[I]t has been performed by a number of pianists, gay, straight, male and female. All of the different interpretations it has received so far have been original, interesting, and different from each other. The music demands a combination of virtuoso technique and a total lack of inhibition on stage, thus virtually guaranteeing that no mediocre or conventional performer will dare go near it.
The other played+spoken piece on the program was a movement -- or "mile," in this case, Mile #42, "The Prodigal Parents" -- from The Road, Rzewksi's recently completed 10-hour "novel" for solo piano plus "theatrics" (here including banging on the closed piano lid and an ironic burst of self-applause). The text, Rzewski's own, called "The Prodigal Parents," is a plea for forgiveness addressed to subsequent generations. To His Coy Mistress is not a narration, but an actual song, a setting of Andrew Marvell's famous paean to getting it on. The music sounded inspired by several of Steve Lacy's poem settings, which are in a similar vein. This was the one piece where I was not sold on Moore's interpretation, which didn't really capture the seductive urgency of the poem.
The concert was bookended by two purely instrumental pieces, both from the late 1970's. Moore opened with Piano Piece No. 4 another Chilean-inspired piece, which begins with creeping high repeated notes that gradually coalesce into chords, and then a low rumble. The haunting folksong melody struggles to be heard amongst the dark ostinatos and high stabbing figures.
A similar process fuels Winnsboro Cotton Mill Blues, which has the singular distinction of being a blues-inspired piece of classical piano literature that does not suck. Before playing it, Moore treated us to a hilarious recreation of Rzewski's ultra-stiff manner of singing the workers' song the piece is based on. But a huge reason Winnsboro succeeds where so many others have failed is that there is no artificial, stilted "jazzing up" of the material -- the theme is treated almost entirely mechanistically, grinding against looping left-hand figures and churning clusters. Winnsboro was the most impressively virtuosic piece on the program, but all the flash in the world is nothing without the ability to dig in and maintain a relentlessly steady pulse throughout -- and luckily Moore has rhythmic authority to burn. It made for an explosive conclusion to a great recital.
Moore will be appearing again at Greenwich House as one of the eight pianists featured at this year's Keys to the Future Festival, which is coming up soon (March 25-27). My review of a night from last year's festival is here.

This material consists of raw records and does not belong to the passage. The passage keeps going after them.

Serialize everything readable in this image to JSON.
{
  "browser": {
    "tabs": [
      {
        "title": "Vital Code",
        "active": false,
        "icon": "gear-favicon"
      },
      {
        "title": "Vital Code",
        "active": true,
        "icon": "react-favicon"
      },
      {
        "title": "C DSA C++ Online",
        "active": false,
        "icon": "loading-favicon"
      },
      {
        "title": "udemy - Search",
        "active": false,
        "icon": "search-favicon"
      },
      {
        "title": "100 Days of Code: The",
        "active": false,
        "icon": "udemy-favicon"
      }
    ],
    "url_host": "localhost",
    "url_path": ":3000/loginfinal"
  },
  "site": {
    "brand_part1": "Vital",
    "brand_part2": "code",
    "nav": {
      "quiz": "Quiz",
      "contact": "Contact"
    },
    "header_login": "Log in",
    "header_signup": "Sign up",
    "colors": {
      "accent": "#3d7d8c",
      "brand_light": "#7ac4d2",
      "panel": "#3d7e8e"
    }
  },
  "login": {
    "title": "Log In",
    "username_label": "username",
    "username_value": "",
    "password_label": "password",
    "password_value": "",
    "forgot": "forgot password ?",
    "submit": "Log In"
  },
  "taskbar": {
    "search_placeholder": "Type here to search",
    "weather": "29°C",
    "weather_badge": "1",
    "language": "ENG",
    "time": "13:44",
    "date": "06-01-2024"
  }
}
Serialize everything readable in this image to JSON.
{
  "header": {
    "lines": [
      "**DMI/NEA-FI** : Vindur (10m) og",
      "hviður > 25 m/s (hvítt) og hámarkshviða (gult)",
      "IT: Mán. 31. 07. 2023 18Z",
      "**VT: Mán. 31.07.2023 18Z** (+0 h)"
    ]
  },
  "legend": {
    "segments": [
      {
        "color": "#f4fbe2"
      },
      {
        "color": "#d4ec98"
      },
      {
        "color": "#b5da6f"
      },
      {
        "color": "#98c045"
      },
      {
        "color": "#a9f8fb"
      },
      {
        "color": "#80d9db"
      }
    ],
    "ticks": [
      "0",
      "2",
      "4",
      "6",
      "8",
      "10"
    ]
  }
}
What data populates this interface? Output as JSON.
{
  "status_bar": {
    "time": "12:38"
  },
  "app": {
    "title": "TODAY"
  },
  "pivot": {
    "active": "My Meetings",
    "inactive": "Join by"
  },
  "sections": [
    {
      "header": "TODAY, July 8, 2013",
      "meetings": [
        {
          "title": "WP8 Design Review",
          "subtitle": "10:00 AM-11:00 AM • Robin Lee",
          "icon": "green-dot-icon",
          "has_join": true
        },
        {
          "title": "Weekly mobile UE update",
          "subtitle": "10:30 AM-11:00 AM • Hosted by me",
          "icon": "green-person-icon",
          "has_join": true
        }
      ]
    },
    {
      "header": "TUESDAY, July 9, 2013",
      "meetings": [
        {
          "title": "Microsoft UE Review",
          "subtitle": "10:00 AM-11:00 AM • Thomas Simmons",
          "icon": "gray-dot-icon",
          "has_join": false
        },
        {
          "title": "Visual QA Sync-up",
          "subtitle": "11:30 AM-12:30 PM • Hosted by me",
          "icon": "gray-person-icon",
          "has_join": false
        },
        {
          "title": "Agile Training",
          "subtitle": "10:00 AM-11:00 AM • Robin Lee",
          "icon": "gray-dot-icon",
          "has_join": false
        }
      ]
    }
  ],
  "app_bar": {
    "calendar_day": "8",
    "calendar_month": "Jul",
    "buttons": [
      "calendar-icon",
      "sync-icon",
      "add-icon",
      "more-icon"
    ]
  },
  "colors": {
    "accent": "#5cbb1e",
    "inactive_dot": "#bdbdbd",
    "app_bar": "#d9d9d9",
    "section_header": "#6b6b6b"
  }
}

Frederic Rzewski will be appearing at Zankel Hall on May 1 alongside Boston pianist Steven Drury (they'll be doing the two-piano version of Winnsboro) and new music ensemble Opus 21.
Tickets to this event were provided by the presenter.